Renee Ellmers on her $40B vote for the Ex-Im Bank






Our congressional representative here in North Carolina’s second district put out a statement trying to explain how her allegedly conservative ideology meshes with her vote to reauthorize the U.S. Export-Import Bank (long a target for elimination by conservatives and Tea Partiers):

I voted to reauthorize the Export-Import Bank this week to help create American jobs and expand our trade.  The Export-Import Bank is a key driver in re-building the US workforce in industries such as manufacturing, oil & gas, aerospace, agriculture machinery and mining.  In 2011 alone, the Export-Import Bank supported over 290,000 export related US jobs — jobs we cannot afford to lose.

This bill raises the credit limit for this “bank” from $100B to $140B.  Read On:

The Export-Import Bank consistently operates at a profit and it’s default rate is below the default rate of commercial banks. It has returned about $3.5 billion to the U.S. Treasury above and beyond the cost of its operations.

I have heard from numerous small businesses and farmers who use the services of this bank to help them export products to countries they could not otherwise serve.  Many larger companies can self finance their trade deals, but small businesses and industries with substantial cost, like aerospace and companies that build nuclear power plants, could not participate in the international arena without the Export-Import Bank.  In fact, in 2011 the Export Import Bank authorized $6 B in direct support for nearly 2,000 US small businesses.

It would be foolish to discontinue the US Export-Import Bank when our economy needs all of the help it can get.  Our foreign competitors would simply fill the void and use their own rapidly expanding export import banks to finance deals for their own industries, putting our companies at competitive disadvantage and jeopardizing American jobs.  I will continue to fight for free market policies that protect our job creators and protect American taxpayers from unnecessary burdens.  This legislation does just that.

Um, Renee.  I hate to break it to you, but ANYTHING that relies on government money to fund its operations is NOT  “free market.” 

Let’s turn to a few folks who don’t get their talking points from Eric Cantor — like the libertarian Cato Institute:

House legislators have reached a “compromise” deal to reauthorize the Export-Import Bank of the United States until 2014 and at an increased funding level ($120 billion, with a possible increase to $140 billion). The compromise builds on a bill crafted by Rep. Eric Cantor (R-VA) I blogged about in March, but seems to largely be a win for the pro-bank folks judging by the increased funding levels, with the “compromise” part being not much more than pathetic sops to those concerned about the bank’s mission, if not its very existence.

Inside U.S. Trade [$] has more details:

House Republican and Democratic leaders late last week announced that they had a reached a compromise deal to reauthorize the Export-Import Bank through fiscal year 2014 and immediately raise its lending cap to $120 billion, with the possibility of further increases to $140 billion during that period if default rates are kept low and other conditions are met.
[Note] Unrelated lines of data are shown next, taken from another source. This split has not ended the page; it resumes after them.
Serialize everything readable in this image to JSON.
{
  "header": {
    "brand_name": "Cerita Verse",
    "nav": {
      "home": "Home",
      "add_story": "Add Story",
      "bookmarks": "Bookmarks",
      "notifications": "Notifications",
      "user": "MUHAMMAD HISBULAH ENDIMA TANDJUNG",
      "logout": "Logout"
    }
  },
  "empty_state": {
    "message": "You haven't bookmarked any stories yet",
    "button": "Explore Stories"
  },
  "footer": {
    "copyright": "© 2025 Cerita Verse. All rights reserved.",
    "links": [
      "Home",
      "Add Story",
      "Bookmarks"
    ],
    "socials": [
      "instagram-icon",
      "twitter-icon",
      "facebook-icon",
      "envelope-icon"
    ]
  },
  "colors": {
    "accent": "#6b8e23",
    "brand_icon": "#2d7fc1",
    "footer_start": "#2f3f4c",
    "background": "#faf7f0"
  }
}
The House expects to consider the bill on Wednesday (May 9) under suspension of rules, a House GOP aide said.

The bill contains a longer reauthorization, and a higher lending cap, than what was included in an initial draft bill floated by Rep. Eric Cantor (R-VA) in March. That draft bill would have renewed the bank’s charter only through June 2013, and would have raised the lending cap to $113 billion, up from the current level of $100 billion.

At the same time, the compromise bill reflects some of the demands of Cantor and other Republicans who are wary of reauthorizing the activities of a bank they say puts taxpayer money at risk and distorts the free market.

For instance, it conditions further increases in the lending cap, to $140 billion for fiscal year 2014, on the bank maintaining a default rate on outstanding loans that is below two percent and submitting other required reports. It also includes language from Cantor’s draft instructing the president to enter into negotiations with other countries to substantially reduce official export financing in general and for aircraft in particular, with the goal of ultimately eliminating such financing altogether.

Under suspension of rules, which is a procedure typically reserved for non-controversial legislation, debate is limited to 40 minutes and the bill must garner a two-thirds majority to pass.

The article goes on to describe all of the ostensible brakes that the Republican leadership have insisted placing on Ex-Im, but they really amount to the usual Washington ways of pretending they are implementing real reform: calls for the bank to issue business plans, address GAO concerns, be more transparent, etc. Nothing, unfortunately, about changing the accounting rules under which the bank operates let alone setting a path to winding down the bank altogether.

In short, the “compromise” is just fiddling while Washington is awash in red ink, and the federal government encroaches more and more into what should be private markets.

Here is the conservative Heritage Foundation’s take on reauthorization of the bank:

Yesterday, the House of Representatives voted on the Export-Import Bank Reauthorization Act of 2012 (H.R.2072). The bill extends and expands the Export-Import (Ex-Im) Bank by 40% through 2014. Ex-Im provides subsidized loans to companies that export their goods to foreign companies. The market distortion means foreign companies can buy American made products cheaper than domestic companies, putting the U.S. at a disadvantage. […]